§ **Input records**

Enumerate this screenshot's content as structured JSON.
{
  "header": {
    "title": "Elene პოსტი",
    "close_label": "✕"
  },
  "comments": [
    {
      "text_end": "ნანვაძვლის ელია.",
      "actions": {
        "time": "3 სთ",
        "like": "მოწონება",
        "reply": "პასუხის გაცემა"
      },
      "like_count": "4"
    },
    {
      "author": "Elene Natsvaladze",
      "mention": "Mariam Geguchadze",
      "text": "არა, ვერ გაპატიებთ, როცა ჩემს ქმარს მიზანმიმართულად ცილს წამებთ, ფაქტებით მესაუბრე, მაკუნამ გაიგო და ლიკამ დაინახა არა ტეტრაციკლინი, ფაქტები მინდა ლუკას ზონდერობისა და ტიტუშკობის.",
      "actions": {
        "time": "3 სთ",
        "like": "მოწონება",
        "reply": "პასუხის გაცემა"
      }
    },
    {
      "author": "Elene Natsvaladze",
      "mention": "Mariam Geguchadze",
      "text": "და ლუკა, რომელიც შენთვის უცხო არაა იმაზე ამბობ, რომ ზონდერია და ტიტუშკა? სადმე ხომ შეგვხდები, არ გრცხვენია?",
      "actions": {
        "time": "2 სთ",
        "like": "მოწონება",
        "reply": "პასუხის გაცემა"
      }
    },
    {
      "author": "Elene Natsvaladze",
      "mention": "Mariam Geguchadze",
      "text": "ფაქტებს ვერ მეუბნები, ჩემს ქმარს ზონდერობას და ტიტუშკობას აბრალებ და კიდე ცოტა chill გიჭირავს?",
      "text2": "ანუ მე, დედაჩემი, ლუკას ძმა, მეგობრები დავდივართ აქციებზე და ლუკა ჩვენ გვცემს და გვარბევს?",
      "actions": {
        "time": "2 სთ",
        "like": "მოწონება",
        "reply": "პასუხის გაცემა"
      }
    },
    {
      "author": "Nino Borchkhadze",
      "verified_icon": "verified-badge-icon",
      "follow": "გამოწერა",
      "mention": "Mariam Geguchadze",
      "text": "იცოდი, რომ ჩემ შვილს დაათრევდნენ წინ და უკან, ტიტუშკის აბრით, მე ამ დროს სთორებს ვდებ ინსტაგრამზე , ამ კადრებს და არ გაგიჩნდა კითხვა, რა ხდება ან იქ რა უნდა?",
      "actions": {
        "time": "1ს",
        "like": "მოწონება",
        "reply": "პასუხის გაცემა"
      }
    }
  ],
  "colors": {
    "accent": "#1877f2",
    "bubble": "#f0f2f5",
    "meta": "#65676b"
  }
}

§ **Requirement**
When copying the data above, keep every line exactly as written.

§ **Task solution**
Enumerate this screenshot's content as structured JSON.
{
  "header": {
    "title": "Elene პოსტი",
    "close_label": "✕"
  },
  "comments": [
    {
      "text_end": "ნანვაძვლის ელია.",
      "actions": {
        "time": "3 სთ",
        "like": "მოწონება",
        "reply": "პასუხის გაცემა"
      },
      "like_count": "4"
    },
    {
      "author": "Elene Natsvaladze",
      "mention": "Mariam Geguchadze",
      "text": "არა, ვერ გაპატიებთ, როცა ჩემს ქმარს მიზანმიმართულად ცილს წამებთ, ფაქტებით მესაუბრე, მაკუნამ გაიგო და ლიკამ დაინახა არა ტეტრაციკლინი, ფაქტები მინდა ლუკას ზონდერობისა და ტიტუშკობის.",
      "actions": {
        "time": "3 სთ",
        "like": "მოწონება",
        "reply": "პასუხის გაცემა"
      }
    },
    {
      "author": "Elene Natsvaladze",
      "mention": "Mariam Geguchadze",
      "text": "და ლუკა, რომელიც შენთვის უცხო არაა იმაზე ამბობ, რომ ზონდერია და ტიტუშკა? სადმე ხომ შეგვხდები, არ გრცხვენია?",
      "actions": {
        "time": "2 სთ",
        "like": "მოწონება",
        "reply": "პასუხის გაცემა"
      }
    },
    {
      "author": "Elene Natsvaladze",
      "mention": "Mariam Geguchadze",
      "text": "ფაქტებს ვერ მეუბნები, ჩემს ქმარს ზონდერობას და ტიტუშკობას აბრალებ და კიდე ცოტა chill გიჭირავს?",
      "text2": "ანუ მე, დედაჩემი, ლუკას ძმა, მეგობრები დავდივართ აქციებზე და ლუკა ჩვენ გვცემს და გვარბევს?",
      "actions": {
        "time": "2 სთ",
        "like": "მოწონება",
        "reply": "პასუხის გაცემა"
      }
    },
    {
      "author": "Nino Borchkhadze",
      "verified_icon": "verified-badge-icon",
      "follow": "გამოწერა",
      "mention": "Mariam Geguchadze",
      "text": "იცოდი, რომ ჩემ შვილს დაათრევდნენ წინ და უკან, ტიტუშკის აბრით, მე ამ დროს სთორებს ვდებ ინსტაგრამზე , ამ კადრებს და არ გაგიჩნდა კითხვა, რა ხდება ან იქ რა უნდა?",
      "actions": {
        "time": "1ს",
        "like": "მოწონება",
        "reply": "პასუხის გაცემა"
      }
    }
  ],
  "colors": {
    "accent": "#1877f2",
    "bubble": "#f0f2f5",
    "meta": "#65676b"
  }
}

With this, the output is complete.